» **ACTIVITY**
Wherever "text" shows up in the records below, copy the whole line.

+++++

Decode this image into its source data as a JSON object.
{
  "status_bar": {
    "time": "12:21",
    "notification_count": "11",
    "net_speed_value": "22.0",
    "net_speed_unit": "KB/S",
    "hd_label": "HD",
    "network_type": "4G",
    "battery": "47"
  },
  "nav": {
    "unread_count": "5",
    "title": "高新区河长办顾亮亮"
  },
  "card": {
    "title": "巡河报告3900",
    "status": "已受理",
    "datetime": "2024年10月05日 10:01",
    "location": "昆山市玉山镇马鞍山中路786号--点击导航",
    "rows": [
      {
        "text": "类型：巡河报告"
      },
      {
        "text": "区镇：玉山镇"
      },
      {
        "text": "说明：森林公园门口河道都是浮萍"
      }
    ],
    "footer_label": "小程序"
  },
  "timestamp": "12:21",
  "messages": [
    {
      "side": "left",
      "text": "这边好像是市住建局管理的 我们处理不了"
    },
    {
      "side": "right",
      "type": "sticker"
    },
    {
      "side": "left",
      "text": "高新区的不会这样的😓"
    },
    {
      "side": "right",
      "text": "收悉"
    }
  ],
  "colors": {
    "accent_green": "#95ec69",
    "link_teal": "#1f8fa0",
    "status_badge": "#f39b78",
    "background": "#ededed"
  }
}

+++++

» **RESPONSE BOX**
        "text": "类型：巡河报告"
        "text": "区镇：玉山镇"
        "text": "说明：森林公园门口河道都是浮萍"
      "text": "这边好像是市住建局管理的 我们处理不了"
      "text": "高新区的不会这样的😓"
      "text": "收悉"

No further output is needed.